Margie and I, several weeks ago, took up talking about an effort I shut down after my son’s death. I never wanted to let the ideas die, but I needed to let it rest until my trauma had cooled. Out talking about my second adventure into a psychopath’s moments of success opened the door, allowing her to catch sight of my prior effort. While the psychologist in her hasn’t given up on my second adventure, that deep spiritual side of her is also interested in what I call, “Accidents of Grace”.
Below is a somewhat buffed up response to Margie’s questioning of why I used such a title?
In an effort to move over to your inquiry about “grace”, I’ll let the diatribe of my no longer agile mental process kick out of gear and coast us on toward who knows where. I figure freewheeling on the precipice of my thought process is always the best.
My motivation in linking the word “accidents” with that other one we call “grace” is meant to convey our chronic misunderstanding not of God but of ourselves. As I went about generating this imagery my attention was caught up in those masses who abandoned our Lord as He ceased to heed to their beck and call in the Gospels. I guess up toward 90 percent of those following him, abandoned him as he pulled back from being instep with their psychosocial projections! Via my feeble eyes, they pulled away because of what HE revealed to them of themselves.
So then, in my socially repugnant mind, I imagine God’s grace as abundant but misunderstood, misapplied and grossly misappropriated by 100% of humanity across the whole of our time here. To make this a little clearer, I do not think of each of us as being consistently erroneous in all areas of life. Like everyone else, I unevenly apply to myself the same pilfering of God’s grace as I’ve fitted to everyone else. Given that stance, I then do agree with much of Grace voiced by most every posturing called Christianity but definitely not fully.
And so, if by seeing one context of my life as an act of God’s grace, as advocated by my favored theological stance, I then expect an outcome properly fitted to how I think God’s love is to be working out in my life. What then do I struggle to not project onto those contexts’ as things don’t work out as expected? Both, that I must have done something wrong or that God’s timing is different than expected. So, either I missed the mark or that God held that grace back until I make a correction. Here is the crux of my point. I see it as more likely that by so thinking I am projecting the lie(s) I have learned to call my(-)self onto God.
By choosing to see it as more likely that what I have identified as “grace” is justification for sinful behaviors, I have begun trying to open the door, allowing God to show me where, what and how His grace really is. So doing means that I am learning to question my theological and psychosocial projections onto God. Not because I am convinced those are uniformly mistaken but rather, more likely, misappropriated by me.

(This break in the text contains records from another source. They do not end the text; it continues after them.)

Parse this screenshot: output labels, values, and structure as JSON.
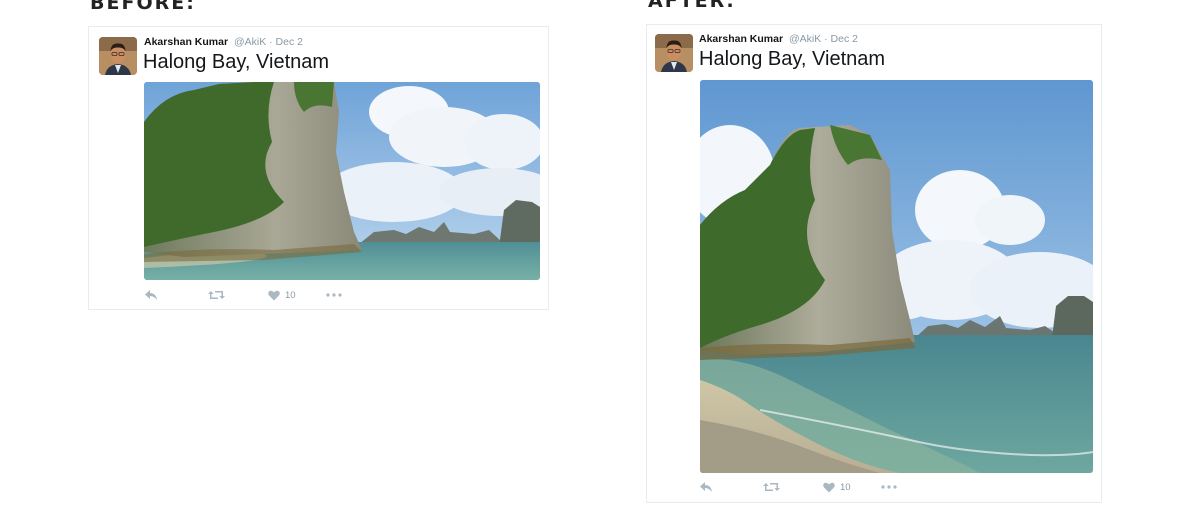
{
  "labels": {
    "before": "BEFORE:",
    "after": "AFTER:"
  },
  "tweet": {
    "name": "Akarshan Kumar",
    "handle": "@AkiK",
    "separator": "·",
    "date": "Dec 2",
    "text": "Halong Bay, Vietnam",
    "like_count": "10",
    "image": "photo-halong-bay-limestone-karst-island"
  },
  "colors": {
    "text_primary": "#14171a",
    "text_secondary": "#8899a6",
    "action_icon": "#aab8c2",
    "card_border": "#e6ecf0"
  },
  "icons": [
    "reply-icon",
    "retweet-icon",
    "heart-icon",
    "more-icon"
  ]
}
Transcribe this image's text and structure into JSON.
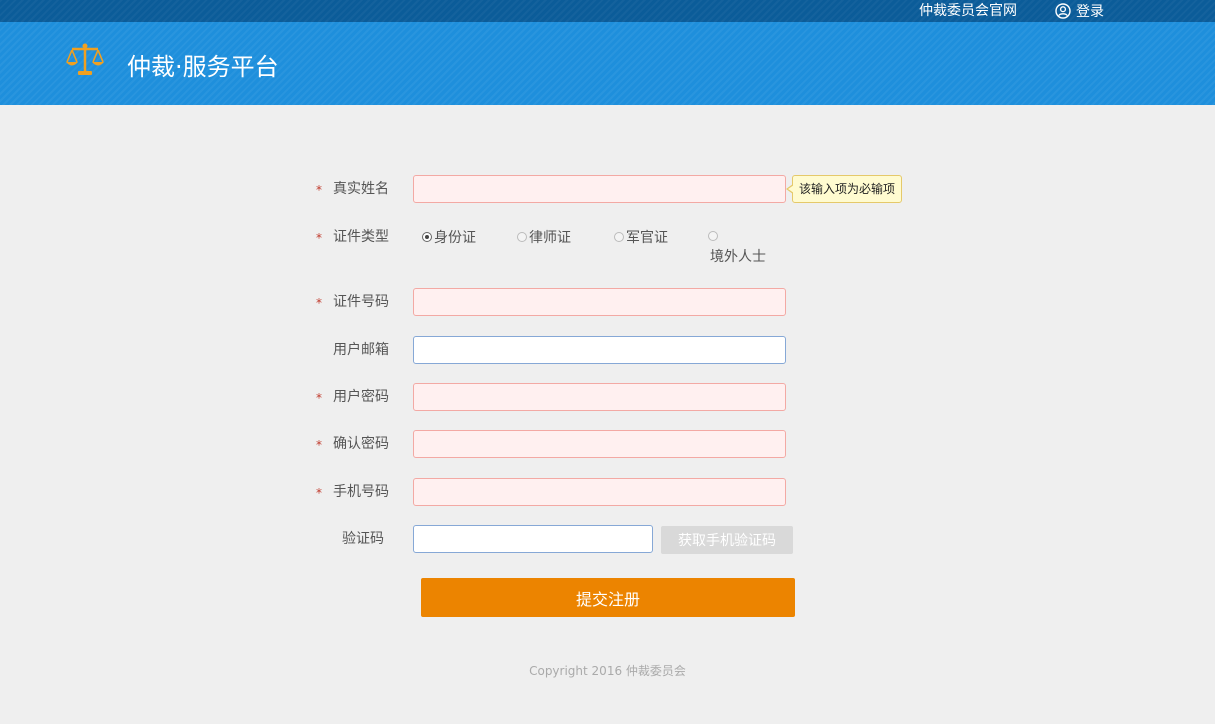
{
  "topbar": {
    "official_site_link": "仲裁委员会官网",
    "login_link": "登录"
  },
  "header": {
    "site_title": "仲裁·服务平台"
  },
  "form": {
    "required_mark": "*",
    "fields": {
      "real_name": {
        "label": "真实姓名",
        "value": "",
        "required": true
      },
      "id_type": {
        "label": "证件类型",
        "required": true,
        "options": [
          "身份证",
          "律师证",
          "军官证",
          "境外人士"
        ],
        "selected": "身份证"
      },
      "id_number": {
        "label": "证件号码",
        "value": "",
        "required": true
      },
      "email": {
        "label": "用户邮箱",
        "value": "",
        "required": false
      },
      "password": {
        "label": "用户密码",
        "value": "",
        "required": true
      },
      "confirm_password": {
        "label": "确认密码",
        "value": "",
        "required": true
      },
      "phone": {
        "label": "手机号码",
        "value": "",
        "required": true
      },
      "verify_code": {
        "label": "验证码",
        "value": "",
        "required": false
      }
    },
    "validation_tooltip": "该输入项为必输项",
    "get_sms_code_button": "获取手机验证码",
    "submit_button": "提交注册"
  },
  "footer": {
    "copyright": "Copyright 2016 仲裁委员会"
  },
  "colors": {
    "topbar_bg": "#0b5c99",
    "header_bg": "#1e8fdc",
    "submit_bg": "#ec8400",
    "required_star": "#c0392b",
    "invalid_input_border": "#f3a9a4",
    "tooltip_bg": "#fffbd0"
  },
  "icons": {
    "logo": "scales-of-justice-icon",
    "login": "user-circle-icon"
  }
}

Rather than holding to the Church, which is us, as if my favored group, the Eastern Orthodox, are without error I hold to them because of what I see in and through them as truer to who I am learning to see myself over the past decades. My struggle is to slam the breaks on my unconscious tendencies to judge others by my own sinful projections of what God has said rather than to bite my lips knowing, I’m the one speaking and not God.
My lack of confidence in any particular church being right is a rejection of what I see as a primary lie. I choose to not walk away because of their not seeing things my way. By so doing my feeble attempt is to keep away from dominating. Unfortunately, I am certain that even here I am infested with the termites called mistakes.